A derailed project is the last thing any Project Manager wants to be in the middle of. It may be your project that got derailed or you have been assigned a derailed project. A derailed project creates a loss which the business has to heal from. Lost business, lost trust in the project, lost confidence in the project team, lost opportunities and the list goes on and on.
What causes a project to be derailed?
The reasons why a project fail as many as the projects. Sometimes, and this happens often, there are several reasons that lead to a derailed project but there may be the one with the most impact. You can check out this shared in an earlier posts here and here. You also need to be aware that there may be a series of events that worked together to cause the derailment. It may not be just one reason.
Steps to Recovery
Collect all the information that is available on the project. Typically, I start with the signed off and official project documents when reviewing a project. In this case, try as much as possible to collect everything including all project artefacts, informal agreements, and email trails. You are looking for anything that can give a clue as to what caused the project to fail. Make an initial assessment based on your experience.
Meet the Team
Once you have an idea of what could be going on, park that information and have a meeting with the implementation team. Review the project charter, if available to understand who the stakeholders were and plan to meet them. Ask them to walk you through the project. Take notes and ask questions. You may need to have several sessions. Have as many sessions as needed to get all the information. Keep in mind that this can be a very heated conversation because there may be egos and emotions that may be hindering an objective conversation. Try and cut through the fog.
Prepare a report
Now prepare a report to present to the Project Sponsor and Executives of your assessment. Don’t come up with a remediation at this point. Just present the facts as they are and let this be discussed by the Project Sponsor and Executive. When developing the report, ensure you have an abridged version of the report and have the detailed report as well. Make sure any information that you present can be supported by facts and not perception. Collect feedback and enrich your report further.
A decision has to be made at this point. Now that you have an enriched report and enough information, you can make a recommendation.

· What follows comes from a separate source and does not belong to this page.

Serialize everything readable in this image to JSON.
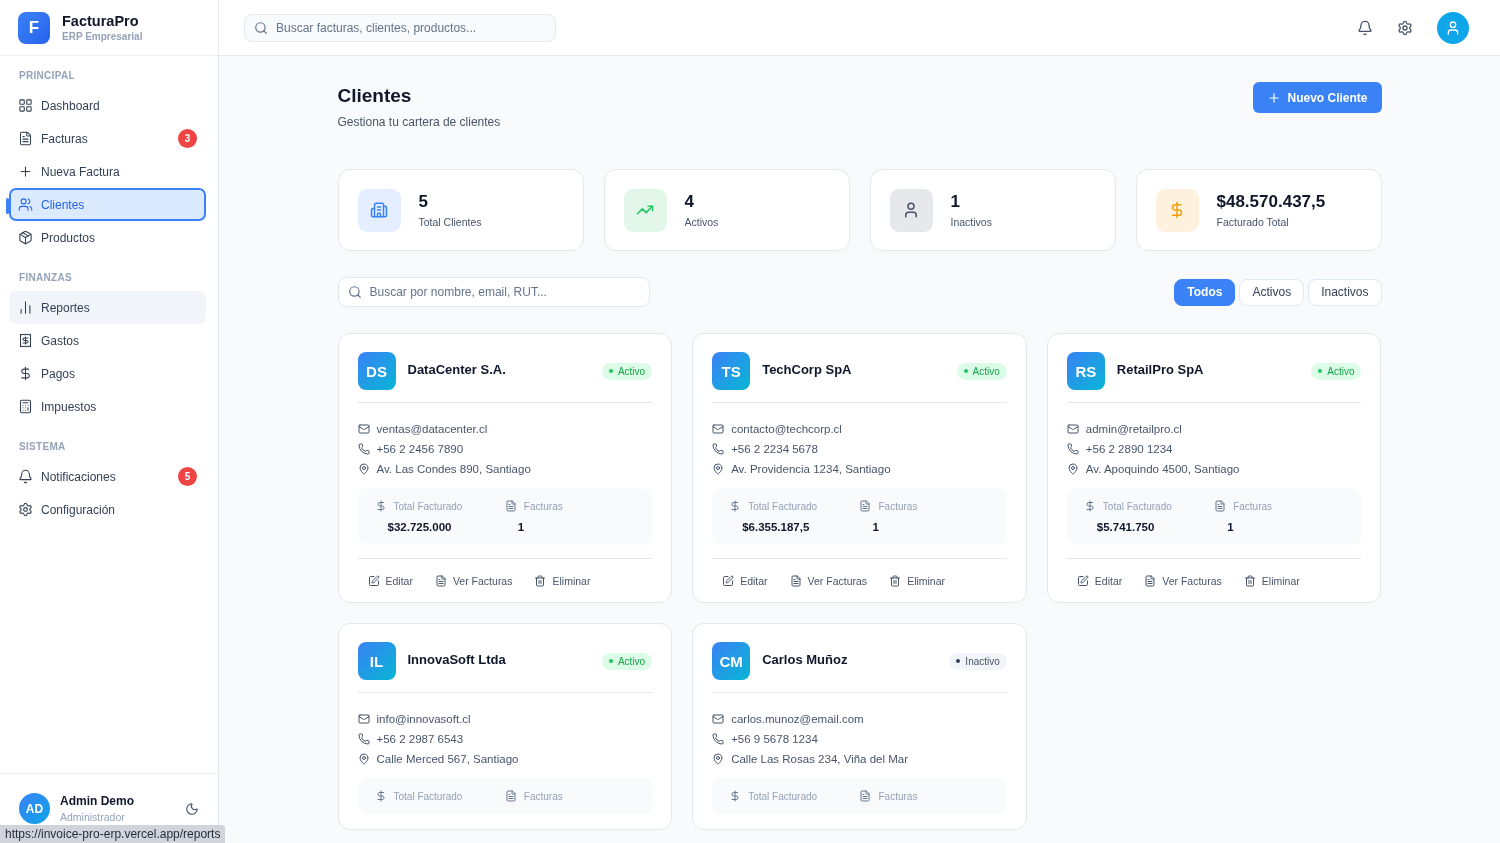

The decision here should be Kill the project or Recover the Project.
The reason to recover the project must be driven by a proper business case and a willingness by the executive to spend resources and effort once again.
Develop a Recovery Strategy and Plan
If the decision has been made to recover the project, a strategy needs to be developed. A proper plan also needs to be developed. Here is where the work is. Be careful not to repeat the same mistakes or create the same environment that caused the derailment in the first place.
Recovery of projects comes with a huge amount of risk but it also comes with great rewards. If the recovery goes well, the Sponsor and Executives now have a renewed confidence in the projects methodology. If the recovery goes south, the Executives will have an even worse reaction because they have gone down that path twice and have been disappointed twice.
However, I say, be like Richard Branson.
Have you ever been in a project that was derailed? How did you go about the recovery? Have you ever had to recover a derailed project?
I would love to hear your thoughts.
Leave me a comment below or email me on firstname.lastname@example.org.